Speaking of boilers, as I was walking by their booth at the show, the folks atTaco snagged me to show me their new electronic low-water cutoff. Being an “air head” (A/C guy) rather that a “wet head” (hydronics guy), I asked why they needed electronics to indicate low water when a simple float valve would do. And then it was explained to me that periodic blowdowns were required to keep mechanical controls functioning. Also, foaming in a boiler can fool mechanical controls. So their new cutoff senses an electrical loop when water is present, which it doesn’t sense in the presence of

I have serviced and installed a water heater or two in my time, since I held a gas license back when I was a contractor. And although I didn’t bring back any paperwork on it (I got to their booth before anyone showed up), I was intrigued byRheem’s new non-metallic water heater, which they say weighs half as much as standard metal water heaters. Why, if they had such things back in my time, I would have installed a lot more water heaters, because I hate lugging those big heavy things around. And I really like their non-fiberglass foam insulation (not as itchy)

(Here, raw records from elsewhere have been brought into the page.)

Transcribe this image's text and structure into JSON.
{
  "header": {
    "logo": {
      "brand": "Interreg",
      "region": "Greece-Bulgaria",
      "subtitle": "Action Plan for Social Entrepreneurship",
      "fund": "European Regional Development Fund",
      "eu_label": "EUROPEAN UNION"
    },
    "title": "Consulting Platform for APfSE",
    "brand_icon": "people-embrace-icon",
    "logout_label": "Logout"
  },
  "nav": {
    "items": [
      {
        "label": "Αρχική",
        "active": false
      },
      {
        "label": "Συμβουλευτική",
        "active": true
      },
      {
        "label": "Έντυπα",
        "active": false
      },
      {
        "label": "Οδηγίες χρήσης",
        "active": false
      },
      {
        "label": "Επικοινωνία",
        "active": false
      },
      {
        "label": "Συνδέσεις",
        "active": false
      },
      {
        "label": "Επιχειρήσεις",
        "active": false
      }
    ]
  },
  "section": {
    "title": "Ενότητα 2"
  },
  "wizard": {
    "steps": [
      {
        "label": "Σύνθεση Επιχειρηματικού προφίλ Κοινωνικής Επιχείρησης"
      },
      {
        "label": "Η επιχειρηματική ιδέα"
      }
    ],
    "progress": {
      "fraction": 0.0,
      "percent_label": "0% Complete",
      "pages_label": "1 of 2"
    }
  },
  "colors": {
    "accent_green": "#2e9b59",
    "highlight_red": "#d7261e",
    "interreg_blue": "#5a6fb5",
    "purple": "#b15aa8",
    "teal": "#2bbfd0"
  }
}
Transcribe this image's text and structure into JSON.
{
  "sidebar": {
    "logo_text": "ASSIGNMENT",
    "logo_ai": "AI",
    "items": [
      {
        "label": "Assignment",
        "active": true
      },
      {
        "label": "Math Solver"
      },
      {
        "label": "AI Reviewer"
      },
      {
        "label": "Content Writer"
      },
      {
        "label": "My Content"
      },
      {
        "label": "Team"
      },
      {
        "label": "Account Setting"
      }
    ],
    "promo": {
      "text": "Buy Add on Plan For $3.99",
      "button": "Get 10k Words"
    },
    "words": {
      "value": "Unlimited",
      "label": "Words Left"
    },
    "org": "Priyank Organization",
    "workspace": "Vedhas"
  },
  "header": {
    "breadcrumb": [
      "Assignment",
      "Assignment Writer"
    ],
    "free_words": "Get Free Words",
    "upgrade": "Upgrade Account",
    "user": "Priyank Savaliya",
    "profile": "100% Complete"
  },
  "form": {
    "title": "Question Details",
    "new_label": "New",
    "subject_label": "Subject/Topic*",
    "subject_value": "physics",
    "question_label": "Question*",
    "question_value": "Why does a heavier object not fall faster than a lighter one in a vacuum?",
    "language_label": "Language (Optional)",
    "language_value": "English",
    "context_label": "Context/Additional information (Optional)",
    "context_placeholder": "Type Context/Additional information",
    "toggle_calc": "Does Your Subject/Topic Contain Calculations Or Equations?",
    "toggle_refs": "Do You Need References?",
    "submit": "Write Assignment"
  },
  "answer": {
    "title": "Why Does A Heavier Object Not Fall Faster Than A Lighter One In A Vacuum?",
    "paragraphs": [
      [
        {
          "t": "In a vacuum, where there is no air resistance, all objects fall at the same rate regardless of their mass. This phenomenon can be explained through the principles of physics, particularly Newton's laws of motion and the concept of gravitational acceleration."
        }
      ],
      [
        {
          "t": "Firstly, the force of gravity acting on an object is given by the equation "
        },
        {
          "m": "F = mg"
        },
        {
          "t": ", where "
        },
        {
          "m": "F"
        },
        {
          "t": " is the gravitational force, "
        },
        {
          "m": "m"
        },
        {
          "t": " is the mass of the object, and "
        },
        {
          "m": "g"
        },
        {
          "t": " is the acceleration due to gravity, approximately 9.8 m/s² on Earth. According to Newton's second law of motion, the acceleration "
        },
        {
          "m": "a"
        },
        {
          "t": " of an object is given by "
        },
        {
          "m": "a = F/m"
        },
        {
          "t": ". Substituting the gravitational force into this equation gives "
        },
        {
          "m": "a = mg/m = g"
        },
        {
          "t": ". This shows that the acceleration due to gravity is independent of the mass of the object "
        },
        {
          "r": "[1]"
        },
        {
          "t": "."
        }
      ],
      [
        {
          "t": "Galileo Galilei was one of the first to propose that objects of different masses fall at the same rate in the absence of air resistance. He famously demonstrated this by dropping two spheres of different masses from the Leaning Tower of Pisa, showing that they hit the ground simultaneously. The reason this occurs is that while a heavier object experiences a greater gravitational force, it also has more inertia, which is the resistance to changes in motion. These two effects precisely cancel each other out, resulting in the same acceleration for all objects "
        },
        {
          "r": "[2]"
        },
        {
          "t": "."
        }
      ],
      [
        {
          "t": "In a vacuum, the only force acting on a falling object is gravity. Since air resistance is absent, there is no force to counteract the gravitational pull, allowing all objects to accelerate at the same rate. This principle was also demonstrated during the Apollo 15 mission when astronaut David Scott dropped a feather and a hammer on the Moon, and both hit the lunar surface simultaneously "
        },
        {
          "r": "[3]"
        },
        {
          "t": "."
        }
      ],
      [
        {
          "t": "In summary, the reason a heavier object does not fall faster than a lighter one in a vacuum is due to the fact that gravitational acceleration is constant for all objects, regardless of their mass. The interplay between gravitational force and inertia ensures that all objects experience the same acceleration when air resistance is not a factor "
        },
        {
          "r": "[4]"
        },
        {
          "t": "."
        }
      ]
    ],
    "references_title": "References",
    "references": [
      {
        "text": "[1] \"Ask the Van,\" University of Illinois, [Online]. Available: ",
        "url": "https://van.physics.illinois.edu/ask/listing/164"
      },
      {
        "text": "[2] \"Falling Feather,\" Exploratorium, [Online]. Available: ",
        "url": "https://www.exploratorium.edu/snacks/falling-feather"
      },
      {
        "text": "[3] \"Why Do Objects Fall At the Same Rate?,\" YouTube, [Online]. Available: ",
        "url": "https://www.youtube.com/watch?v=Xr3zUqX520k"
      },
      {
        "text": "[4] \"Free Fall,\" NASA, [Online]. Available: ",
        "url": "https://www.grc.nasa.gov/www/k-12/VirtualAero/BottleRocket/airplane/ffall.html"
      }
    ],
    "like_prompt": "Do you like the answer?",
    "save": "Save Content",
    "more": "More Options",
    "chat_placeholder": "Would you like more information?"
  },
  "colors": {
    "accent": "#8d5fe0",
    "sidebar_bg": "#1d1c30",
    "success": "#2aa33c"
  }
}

Then, going by theBradford Whitebooth, I noticed another water heater that caught my attention, because I simply couldn’t understand why there were extra holes for piping to it. What I was looking at was their Combi2 Series of water heaters that are also designed to do space heating. Those two extra piping holes attach to an internal metal loop at the top of the water heater to provide a separate and independent circuit to send hot water to an air handler for forced-air heating, or to an under-floor heating system. Good idea!

I’ll have to admit that I just stopped by theGrundfosbooth to look longingly at their hot water recirculating “Comfort System” that I covered in my column last year. Yes, I would like to have hot water in my shower first thing every morning, and I like the fact that it can be timed to just start recirculating at bath time (not all day long). But then I noticed another very nice-looking device (it didn’t look like a pump) sitting next to it, that also had a pin-type timer on the top. That’s when I was told that this was that same sort of circulating pump, but for new construction. Called the UP10-16 ALC, it contains an aquastat, timer and check valve. Rather than requiring a valve at the farthest sink, it requires a return line to the water heater from the end of the water

Finally, let me tell you a little story about the writing business. Last year I was contacted by a consumer publication that asked me to write an article about how to properly size a bathroom vent fan. So I did all sorts of research and then I wrote the article. In the process, I learned a lot more about vent fans that I would have imagined. I had always thought of bathroom vent fans as just serving the purpose of removing foul odors, while making enough racket to cover their source. Little did I know of the indoor air quality problems they are designed to prevent and of the potential damage and cleaning problems that are reduced by fans after a hot shower or bath, and of how long they should run thereafter to remove all the excess humidity. Well, they ran it, but I didn’t get paid; but that’s another story. Anyhow, when I stopped by theBroan/Nutonebooth at the show, I was interested to find an attractive new bathroom fan with a built-in humidity sensor that keeps the fan running until the humidity in the room gets back to normal levels. It has three wall switches: one to turn a light on and off, one to turn the fan on and off, and one to activate the automatic dehumidification